      /*  Entry is a directory.  Put it on a list  */
      /*  Entry is a file.  Check its length and optionally delete it  */

  /*  Now work your way down the directory list and call ScanDirectory() on each name on the list  */

This should get you a good start,

Free tool for managing users' photos in Office 365

Easily upload multiple users’ photos to Office 365. Manage them with an intuitive GUI and use handy built-in cropping and resizing options. Link photos with users based on Azure AD attributes. Free tool!


To get you started:

Use the remove() function from stdio.h to delete a file.
int res;

On success,remove() returns 0.On error it returns -1.

For stat,you need sys/stat.h,Check up on your compiler though.

for findfirst(),findnext(),you need to include dos.h or dir.h on Borland Compilers.
On VC++,you need windows.h
bmjkAuthor Commented:
I wish this was homework....at least then I'd have a book to fall back on. I just cant do it in vb because I need it on a DOS machine, and I have a C compiler. That was a lot of help, I just have 2 more questions about it.

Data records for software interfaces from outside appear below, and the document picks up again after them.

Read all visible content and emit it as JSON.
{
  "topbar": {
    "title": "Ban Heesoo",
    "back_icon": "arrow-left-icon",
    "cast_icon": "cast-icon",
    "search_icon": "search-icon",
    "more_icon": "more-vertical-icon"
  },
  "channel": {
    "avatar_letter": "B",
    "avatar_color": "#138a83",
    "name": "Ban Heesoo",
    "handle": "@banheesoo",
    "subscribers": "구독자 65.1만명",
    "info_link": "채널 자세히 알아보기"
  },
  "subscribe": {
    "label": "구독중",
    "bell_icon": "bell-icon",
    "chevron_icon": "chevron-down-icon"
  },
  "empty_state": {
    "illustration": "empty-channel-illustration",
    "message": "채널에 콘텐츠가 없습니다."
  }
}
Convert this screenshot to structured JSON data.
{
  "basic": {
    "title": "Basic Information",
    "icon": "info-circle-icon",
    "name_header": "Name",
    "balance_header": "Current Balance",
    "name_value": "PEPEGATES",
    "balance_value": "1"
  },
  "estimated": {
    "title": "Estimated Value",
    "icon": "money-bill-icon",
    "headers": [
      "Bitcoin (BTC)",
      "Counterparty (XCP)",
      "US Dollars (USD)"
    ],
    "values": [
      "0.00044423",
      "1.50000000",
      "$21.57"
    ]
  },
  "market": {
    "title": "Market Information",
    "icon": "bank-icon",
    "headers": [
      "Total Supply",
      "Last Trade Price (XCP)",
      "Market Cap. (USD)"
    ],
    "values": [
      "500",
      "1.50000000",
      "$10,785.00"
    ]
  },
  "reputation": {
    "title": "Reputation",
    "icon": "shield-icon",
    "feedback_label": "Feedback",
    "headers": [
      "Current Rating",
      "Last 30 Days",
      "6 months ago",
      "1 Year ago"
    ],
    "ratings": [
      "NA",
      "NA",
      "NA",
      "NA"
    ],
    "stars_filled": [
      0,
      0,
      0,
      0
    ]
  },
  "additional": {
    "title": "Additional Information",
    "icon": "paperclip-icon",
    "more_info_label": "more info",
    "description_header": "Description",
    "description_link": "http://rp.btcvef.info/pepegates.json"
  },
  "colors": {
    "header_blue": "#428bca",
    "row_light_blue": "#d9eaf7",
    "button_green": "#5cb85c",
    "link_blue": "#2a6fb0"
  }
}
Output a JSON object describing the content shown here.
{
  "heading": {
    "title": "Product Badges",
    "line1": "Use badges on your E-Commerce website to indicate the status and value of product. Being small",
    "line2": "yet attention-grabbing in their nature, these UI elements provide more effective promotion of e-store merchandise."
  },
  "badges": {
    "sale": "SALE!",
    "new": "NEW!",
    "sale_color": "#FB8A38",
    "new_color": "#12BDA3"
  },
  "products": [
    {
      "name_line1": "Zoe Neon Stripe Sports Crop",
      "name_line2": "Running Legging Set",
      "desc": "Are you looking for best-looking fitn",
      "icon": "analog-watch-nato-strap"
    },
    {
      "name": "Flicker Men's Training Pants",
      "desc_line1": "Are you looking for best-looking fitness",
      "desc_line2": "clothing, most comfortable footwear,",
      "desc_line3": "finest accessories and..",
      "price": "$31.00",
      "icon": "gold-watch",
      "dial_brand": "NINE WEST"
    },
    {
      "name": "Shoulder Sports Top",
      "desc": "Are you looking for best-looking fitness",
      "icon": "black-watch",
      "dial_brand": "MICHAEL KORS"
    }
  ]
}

1. can you explain this: (ffblk->st_mode & S_IFDIR)

2. I assume I can find the length in this ffblk. I'll look around for that. How do I delete the file? I found a remove() function somewhere. Will that work with this? Is there something easier to use for example something that would use that handle from findfirst()?

Otherwise, I think this gives me enough to figure it out. The biggest problem I was having was not knowing the header files... If you dont know those, its hard to figure out what functions do what you need.



This is the stat struct which contains all the statistics you need.

 struct stat {
   short  st_dev,   st_ino;
   short  st_mode,  st_nlink;
   int    st_uid,   st_gid;
   short  st_rdev;
   long   st_size,  st_atime;
   long   st_mtime, st_ctime;

 Element     What It Is
 st_dev        Drive number of disk containing
          the file, or file handle if the
          file is on a device
 st_mode     Bit mask giving information
          about the open file's mode
 st_nlink      Set to the integer constant 1
 st_rdev      Same as st_dev
 st_size       Size of the open file in bytes
 st_atime     Most recent time the open file
          was modified
 st_mtime    Same as st_atime
 st_ctime     Same as st_atime

Here's an example
#include <sys\stat.h>
#include <stdio.h>

#define FILENAME "TEST.$$$"

int main(void)
   struct stat statbuf;
   FILE *stream;

   /* open a file for update */
   if ((stream = fopen(FILENAME, "w+")) == NULL)
      fprintf(stderr, "Cannot open output file.\n");

   /* get information about the file */
   stat(FILENAME, &statbuf);
   printf("Size of file in bytes: %ld\n", statbuf.st_size);
   return 0;

As stated in my last comment,you can use remove() to delete a file.

>(ffblk->st_mode & S_IFDIR)

st_mode is a field in the ffblk struct that tells you what kind of an entry it is,a file or a directory etc.

S_IFDIR is the constant that defines the mode value for a directory.
>if (ffblk->st_mode & S_IFDIR)

This checks whether the entry found by findfirst,findnext is a directory.
Using ffblk->ff_name,you get the name of the file,which you can remove using the remove function.
SOmething like remove(ffblk->ff_name);
Question has a verified solution.

Are you are experiencing a similar issue? Get a personalized answer when you ask a related question.

Have a better answer? Share it in a comment.

Join & Write a Comment

Featured Post

Free Tool: SSL Checker

Scans your site and returns information about your SSL implementation and certificate. Helpful for debugging and validating your SSL configuration.

One of a set of tools we are providing to everyone as a way of saying thank you for being a part of the community.

  • 2
  • 2
  • 2
Tackle projects and never again get stuck behind a technical roadblock.
Join Now